_PROBLEM_. Return, from the listing that follows, each line containing the word "price".

_GIVEN ENTRIES_.
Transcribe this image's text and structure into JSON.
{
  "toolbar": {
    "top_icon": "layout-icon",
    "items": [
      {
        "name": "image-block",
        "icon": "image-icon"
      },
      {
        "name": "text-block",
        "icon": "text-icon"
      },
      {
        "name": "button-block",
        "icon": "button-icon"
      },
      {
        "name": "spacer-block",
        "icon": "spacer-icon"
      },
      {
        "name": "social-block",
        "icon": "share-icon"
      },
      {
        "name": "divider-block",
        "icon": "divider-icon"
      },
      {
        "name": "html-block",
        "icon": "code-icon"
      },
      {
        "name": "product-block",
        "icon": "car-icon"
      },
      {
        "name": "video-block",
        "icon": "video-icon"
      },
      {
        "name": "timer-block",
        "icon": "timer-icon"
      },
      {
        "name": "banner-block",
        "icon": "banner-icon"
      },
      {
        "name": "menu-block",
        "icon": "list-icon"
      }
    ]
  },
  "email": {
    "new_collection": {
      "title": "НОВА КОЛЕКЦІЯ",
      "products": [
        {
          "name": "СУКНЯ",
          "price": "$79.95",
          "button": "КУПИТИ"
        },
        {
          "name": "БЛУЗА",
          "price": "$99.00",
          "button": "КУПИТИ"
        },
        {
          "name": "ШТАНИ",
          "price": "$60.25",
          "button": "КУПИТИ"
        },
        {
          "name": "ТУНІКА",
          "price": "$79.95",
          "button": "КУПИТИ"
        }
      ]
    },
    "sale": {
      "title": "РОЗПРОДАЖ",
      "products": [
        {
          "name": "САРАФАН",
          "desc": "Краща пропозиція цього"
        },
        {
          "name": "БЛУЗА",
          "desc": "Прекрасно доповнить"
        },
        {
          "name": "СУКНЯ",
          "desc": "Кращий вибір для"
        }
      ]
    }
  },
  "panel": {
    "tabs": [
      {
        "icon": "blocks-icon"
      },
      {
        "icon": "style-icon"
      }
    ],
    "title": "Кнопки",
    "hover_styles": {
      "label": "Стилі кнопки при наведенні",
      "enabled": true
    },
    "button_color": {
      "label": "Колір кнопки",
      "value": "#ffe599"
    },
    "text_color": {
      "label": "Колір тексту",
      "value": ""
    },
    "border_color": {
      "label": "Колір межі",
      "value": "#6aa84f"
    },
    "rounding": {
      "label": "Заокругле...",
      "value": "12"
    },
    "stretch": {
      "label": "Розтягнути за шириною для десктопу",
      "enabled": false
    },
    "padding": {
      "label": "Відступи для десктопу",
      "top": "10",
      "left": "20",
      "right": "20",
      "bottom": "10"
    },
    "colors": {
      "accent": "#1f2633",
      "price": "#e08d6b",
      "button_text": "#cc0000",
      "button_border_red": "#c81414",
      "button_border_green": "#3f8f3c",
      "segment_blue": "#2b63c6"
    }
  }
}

_WRITTEN ANSWER_.
          "price": "$79.95",
          "price": "$99.00",
          "price": "$60.25",
          "price": "$79.95",
      "price": "#e08d6b",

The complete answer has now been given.